Transatlantic data protection tensions continue to characterise the privacy world in 2016. However, there have been more than enough actual substantive developments in the US, EU and the rest of the world to provide much to talk about beyond the EU’s persistent concerns regarding the US government and private sector. Information law and digital policy privacy is currently so dynamic that it is difficult to predict future trends and key focal points for next year’s global regulators and enforcers.
Given the extent of policy development around the world, and the fact that many objectives for protecting the privacy and security of personal data are shared by most democratic countries, the world could benefit from greater international discussion and coordination at the ministerial level. Currently, privacy regulators and data protection authorities have relatively narrow mandates, and do not necessarily hold the institutional competence to address broad questions of social welfare, economic growth and technological innovation. They also do not hold responsibility for national security or law enforcement matters.
As more and more devices are connected to the internet, and as sensors, data analytics and complex algorithms about human behaviour become even more ubiquitous than they are today, a global digital dialogue could be increasingly imperative, or at least valuable.
Alan Raul is the founder and lead global coordinator of Sidley Austin LLP’s highly ranked privacy, data security and information law practice. He represents companies on federal, state and international privacy issues, including global data protection and compliance programmes, data breaches, cybersecurity, consumer protection issues and internet law. Mr Raul’s practice involves litigation and acting as counsel in consumer class actions and data breaches, as well as FTC, state attorney general, Department of Justice and other government investigations, enforcement actions and regulation. Mr Raul provides clients with perspective gained from extensive government service. He previously served as vice chair of the White House Privacy and Civil Liberties Oversight Board, general counsel of the Office of Management and Budget, general counsel of the US Department of Agriculture and associate counsel to the President. He currently serves as a member of the Data Security, Privacy & Intellectual Property Litigation Advisory Committee of the US Chamber Litigation Center (affiliated with the US Chamber of Commerce). Mr Raul has also served on the American Bar Association’s Cybersecurity Legal Task Force, by appointment of the ABA President, and currently remains an ex officio member. He is also a member of the Council on Foreign Relations.
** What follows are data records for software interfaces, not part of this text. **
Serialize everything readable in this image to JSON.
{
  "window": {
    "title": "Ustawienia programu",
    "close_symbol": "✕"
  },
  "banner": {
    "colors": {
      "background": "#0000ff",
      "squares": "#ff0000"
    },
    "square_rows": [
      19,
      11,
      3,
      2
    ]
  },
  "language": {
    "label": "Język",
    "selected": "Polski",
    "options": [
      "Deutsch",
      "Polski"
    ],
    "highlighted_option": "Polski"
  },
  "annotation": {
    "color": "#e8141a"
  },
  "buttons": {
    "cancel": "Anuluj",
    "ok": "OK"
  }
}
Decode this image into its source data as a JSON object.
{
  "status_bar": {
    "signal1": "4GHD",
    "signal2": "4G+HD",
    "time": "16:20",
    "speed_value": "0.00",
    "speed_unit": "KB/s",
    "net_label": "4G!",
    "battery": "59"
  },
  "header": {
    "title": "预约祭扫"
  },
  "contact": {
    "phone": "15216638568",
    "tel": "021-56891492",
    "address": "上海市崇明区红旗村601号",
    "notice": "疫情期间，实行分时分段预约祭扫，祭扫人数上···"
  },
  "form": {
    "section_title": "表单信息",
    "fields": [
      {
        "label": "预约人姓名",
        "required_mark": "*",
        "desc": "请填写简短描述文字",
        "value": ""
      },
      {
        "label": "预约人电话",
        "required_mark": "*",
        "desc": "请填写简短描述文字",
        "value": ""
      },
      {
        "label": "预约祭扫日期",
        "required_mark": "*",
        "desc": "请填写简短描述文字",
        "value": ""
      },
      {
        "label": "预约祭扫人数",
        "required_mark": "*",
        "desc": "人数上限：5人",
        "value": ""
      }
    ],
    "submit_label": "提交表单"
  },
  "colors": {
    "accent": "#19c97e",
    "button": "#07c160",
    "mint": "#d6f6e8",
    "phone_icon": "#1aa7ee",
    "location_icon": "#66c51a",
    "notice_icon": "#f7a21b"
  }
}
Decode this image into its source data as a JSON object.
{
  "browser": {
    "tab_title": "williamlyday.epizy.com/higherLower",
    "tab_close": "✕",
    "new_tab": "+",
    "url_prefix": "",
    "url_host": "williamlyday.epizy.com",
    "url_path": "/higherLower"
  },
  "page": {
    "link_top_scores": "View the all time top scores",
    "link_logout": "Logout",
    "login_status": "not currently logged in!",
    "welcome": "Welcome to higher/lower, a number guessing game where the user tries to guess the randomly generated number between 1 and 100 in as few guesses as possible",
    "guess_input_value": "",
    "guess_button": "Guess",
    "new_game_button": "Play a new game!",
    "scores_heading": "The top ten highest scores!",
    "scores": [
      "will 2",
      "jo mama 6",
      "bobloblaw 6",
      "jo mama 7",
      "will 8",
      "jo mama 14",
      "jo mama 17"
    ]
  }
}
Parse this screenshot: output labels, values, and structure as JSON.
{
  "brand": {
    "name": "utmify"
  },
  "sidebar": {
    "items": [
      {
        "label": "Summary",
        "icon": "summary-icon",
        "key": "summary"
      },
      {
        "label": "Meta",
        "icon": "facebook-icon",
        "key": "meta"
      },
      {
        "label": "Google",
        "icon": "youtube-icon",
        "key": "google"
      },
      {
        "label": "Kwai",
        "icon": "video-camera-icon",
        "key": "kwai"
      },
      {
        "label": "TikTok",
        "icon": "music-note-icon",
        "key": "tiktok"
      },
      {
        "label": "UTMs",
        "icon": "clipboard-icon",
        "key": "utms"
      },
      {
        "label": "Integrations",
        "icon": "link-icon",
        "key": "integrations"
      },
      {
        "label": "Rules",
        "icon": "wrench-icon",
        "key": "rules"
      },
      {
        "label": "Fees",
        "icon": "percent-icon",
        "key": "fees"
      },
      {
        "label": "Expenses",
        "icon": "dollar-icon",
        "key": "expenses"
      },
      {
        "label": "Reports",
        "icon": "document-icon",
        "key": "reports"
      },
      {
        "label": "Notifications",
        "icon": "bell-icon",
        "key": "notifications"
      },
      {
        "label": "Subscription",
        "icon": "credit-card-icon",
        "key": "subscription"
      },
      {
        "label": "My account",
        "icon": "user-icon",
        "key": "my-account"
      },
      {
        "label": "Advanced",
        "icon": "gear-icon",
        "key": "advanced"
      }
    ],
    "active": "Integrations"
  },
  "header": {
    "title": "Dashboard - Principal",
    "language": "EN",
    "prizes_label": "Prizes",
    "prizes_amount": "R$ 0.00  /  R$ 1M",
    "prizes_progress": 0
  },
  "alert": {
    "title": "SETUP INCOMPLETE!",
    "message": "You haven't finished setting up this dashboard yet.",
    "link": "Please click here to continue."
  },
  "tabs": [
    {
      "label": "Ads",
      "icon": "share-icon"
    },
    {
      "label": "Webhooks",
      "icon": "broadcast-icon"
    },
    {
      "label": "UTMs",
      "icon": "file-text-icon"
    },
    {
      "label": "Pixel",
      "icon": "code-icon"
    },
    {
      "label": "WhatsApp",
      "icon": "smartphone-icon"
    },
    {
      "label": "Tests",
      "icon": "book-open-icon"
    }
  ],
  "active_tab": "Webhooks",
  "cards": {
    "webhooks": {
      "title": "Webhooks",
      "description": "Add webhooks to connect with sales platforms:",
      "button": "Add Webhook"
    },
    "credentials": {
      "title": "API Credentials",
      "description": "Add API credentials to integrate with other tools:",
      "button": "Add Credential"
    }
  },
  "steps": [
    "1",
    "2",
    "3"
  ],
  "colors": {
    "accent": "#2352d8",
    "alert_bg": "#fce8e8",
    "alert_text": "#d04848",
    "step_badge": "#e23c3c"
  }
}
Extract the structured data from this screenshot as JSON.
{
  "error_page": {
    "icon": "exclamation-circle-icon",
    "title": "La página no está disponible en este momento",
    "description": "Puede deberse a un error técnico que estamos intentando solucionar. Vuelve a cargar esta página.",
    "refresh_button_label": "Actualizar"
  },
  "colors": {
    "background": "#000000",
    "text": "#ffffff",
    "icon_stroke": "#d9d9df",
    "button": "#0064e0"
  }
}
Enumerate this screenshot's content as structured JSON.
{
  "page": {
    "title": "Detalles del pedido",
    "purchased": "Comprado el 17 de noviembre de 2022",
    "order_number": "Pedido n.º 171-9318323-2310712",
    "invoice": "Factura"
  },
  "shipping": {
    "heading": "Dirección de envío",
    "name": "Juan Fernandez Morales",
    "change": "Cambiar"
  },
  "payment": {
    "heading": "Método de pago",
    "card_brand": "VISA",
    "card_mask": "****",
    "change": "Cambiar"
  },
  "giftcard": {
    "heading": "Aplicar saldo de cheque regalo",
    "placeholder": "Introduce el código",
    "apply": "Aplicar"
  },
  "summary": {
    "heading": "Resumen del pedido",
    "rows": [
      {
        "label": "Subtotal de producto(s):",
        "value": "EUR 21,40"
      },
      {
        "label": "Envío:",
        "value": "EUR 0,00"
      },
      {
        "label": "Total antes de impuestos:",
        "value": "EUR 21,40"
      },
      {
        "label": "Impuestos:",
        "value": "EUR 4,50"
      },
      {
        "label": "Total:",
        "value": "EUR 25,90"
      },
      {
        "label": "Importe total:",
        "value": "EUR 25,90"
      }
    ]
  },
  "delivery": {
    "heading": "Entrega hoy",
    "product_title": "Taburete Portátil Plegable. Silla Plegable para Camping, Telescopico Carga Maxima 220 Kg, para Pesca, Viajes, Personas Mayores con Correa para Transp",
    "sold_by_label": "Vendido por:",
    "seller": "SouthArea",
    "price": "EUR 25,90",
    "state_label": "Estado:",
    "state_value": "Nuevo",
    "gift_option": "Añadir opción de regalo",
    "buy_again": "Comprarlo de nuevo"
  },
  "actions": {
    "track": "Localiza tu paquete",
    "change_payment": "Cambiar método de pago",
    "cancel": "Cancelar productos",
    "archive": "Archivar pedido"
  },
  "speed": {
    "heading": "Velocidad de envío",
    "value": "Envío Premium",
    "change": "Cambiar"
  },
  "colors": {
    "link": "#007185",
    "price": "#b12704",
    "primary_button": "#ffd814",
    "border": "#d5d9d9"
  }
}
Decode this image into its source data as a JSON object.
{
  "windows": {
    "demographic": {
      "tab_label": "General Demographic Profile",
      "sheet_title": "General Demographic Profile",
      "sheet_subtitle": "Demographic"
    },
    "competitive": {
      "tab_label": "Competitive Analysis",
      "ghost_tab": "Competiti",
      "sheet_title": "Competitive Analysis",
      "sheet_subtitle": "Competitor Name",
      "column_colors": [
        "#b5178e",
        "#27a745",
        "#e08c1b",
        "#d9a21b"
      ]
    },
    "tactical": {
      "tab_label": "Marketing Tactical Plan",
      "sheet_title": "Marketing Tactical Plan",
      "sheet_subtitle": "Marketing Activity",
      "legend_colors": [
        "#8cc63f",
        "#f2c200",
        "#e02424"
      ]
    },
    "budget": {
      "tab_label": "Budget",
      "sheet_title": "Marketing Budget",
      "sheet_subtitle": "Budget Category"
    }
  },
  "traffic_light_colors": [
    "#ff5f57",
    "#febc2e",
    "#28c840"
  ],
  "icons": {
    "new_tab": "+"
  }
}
Mr Raul holds degrees from Harvard College, Harvard University’s Kennedy School of Government and Yale Law School.
The publisher acknowledges and thanks the following for their learned assistance throughout the preparation of this book: